[Interface dataset entries]
*** Block opens ***

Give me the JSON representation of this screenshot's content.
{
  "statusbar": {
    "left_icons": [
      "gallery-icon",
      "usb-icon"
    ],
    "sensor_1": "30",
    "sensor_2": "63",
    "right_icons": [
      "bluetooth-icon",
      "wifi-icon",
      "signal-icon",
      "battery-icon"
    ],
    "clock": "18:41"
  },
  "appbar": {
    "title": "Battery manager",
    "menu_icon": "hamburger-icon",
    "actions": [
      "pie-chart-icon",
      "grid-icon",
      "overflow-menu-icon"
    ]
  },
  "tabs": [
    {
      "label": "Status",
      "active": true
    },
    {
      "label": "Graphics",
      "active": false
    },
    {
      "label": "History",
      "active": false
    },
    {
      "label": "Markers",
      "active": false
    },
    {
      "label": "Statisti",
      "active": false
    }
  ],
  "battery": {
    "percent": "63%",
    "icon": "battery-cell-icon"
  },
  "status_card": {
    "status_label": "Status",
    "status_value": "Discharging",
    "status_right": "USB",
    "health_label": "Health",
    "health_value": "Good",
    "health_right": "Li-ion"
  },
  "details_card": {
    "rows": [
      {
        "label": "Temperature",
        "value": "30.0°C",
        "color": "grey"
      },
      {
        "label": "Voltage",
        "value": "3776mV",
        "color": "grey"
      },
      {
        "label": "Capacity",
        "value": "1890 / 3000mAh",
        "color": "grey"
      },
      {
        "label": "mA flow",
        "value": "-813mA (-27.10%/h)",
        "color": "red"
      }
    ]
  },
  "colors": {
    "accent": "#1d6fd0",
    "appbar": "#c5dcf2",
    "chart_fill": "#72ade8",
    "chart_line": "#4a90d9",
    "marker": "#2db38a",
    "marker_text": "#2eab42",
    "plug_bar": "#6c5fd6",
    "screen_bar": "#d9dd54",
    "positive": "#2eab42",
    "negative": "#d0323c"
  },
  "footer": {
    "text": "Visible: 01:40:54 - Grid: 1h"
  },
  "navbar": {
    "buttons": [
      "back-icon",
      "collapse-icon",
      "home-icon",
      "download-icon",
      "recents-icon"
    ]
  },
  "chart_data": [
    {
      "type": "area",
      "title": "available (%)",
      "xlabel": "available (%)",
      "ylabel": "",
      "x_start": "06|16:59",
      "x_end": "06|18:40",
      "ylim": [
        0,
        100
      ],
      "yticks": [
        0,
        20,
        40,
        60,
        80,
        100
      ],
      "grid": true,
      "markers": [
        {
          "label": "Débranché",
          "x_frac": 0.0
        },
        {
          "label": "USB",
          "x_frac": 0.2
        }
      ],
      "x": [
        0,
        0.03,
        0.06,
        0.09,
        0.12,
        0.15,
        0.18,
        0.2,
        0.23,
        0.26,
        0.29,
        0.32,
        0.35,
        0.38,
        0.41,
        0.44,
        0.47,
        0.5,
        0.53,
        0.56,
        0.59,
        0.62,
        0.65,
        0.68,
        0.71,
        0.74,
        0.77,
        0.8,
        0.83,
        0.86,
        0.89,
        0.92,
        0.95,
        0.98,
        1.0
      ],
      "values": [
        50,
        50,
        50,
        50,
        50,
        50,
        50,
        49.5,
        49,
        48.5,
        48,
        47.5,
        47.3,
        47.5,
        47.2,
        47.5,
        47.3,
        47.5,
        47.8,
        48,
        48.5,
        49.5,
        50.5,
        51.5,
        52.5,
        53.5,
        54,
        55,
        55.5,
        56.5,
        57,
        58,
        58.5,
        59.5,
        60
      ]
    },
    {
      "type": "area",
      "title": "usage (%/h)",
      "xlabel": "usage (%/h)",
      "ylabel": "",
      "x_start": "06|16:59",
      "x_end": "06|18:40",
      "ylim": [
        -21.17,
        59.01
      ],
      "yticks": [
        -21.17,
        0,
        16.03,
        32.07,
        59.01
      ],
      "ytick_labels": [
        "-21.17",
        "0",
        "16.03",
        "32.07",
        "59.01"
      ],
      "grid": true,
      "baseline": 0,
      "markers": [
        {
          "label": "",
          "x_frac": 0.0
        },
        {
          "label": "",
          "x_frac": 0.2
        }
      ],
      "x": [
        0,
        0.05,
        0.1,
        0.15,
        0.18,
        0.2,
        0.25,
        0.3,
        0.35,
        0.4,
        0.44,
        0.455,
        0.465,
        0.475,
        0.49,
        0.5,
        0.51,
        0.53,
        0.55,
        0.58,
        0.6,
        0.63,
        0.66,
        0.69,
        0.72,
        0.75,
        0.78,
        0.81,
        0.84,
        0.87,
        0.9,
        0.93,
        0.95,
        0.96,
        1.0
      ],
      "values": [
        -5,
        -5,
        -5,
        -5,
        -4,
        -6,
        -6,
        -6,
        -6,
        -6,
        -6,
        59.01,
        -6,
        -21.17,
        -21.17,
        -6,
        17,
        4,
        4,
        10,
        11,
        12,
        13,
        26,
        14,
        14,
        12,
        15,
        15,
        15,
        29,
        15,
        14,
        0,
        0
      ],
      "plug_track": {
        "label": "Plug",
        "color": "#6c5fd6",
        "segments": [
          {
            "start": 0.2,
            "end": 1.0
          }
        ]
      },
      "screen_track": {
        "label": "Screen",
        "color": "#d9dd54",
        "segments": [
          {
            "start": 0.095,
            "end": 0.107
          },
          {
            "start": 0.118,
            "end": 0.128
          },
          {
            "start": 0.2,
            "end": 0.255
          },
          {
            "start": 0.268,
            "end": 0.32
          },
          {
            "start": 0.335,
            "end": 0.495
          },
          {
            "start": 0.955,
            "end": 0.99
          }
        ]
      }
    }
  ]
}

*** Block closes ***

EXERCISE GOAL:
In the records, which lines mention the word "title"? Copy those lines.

RESULT:
    "title": "Battery manager",
      "title": "available (%)",
      "title": "usage (%/h)",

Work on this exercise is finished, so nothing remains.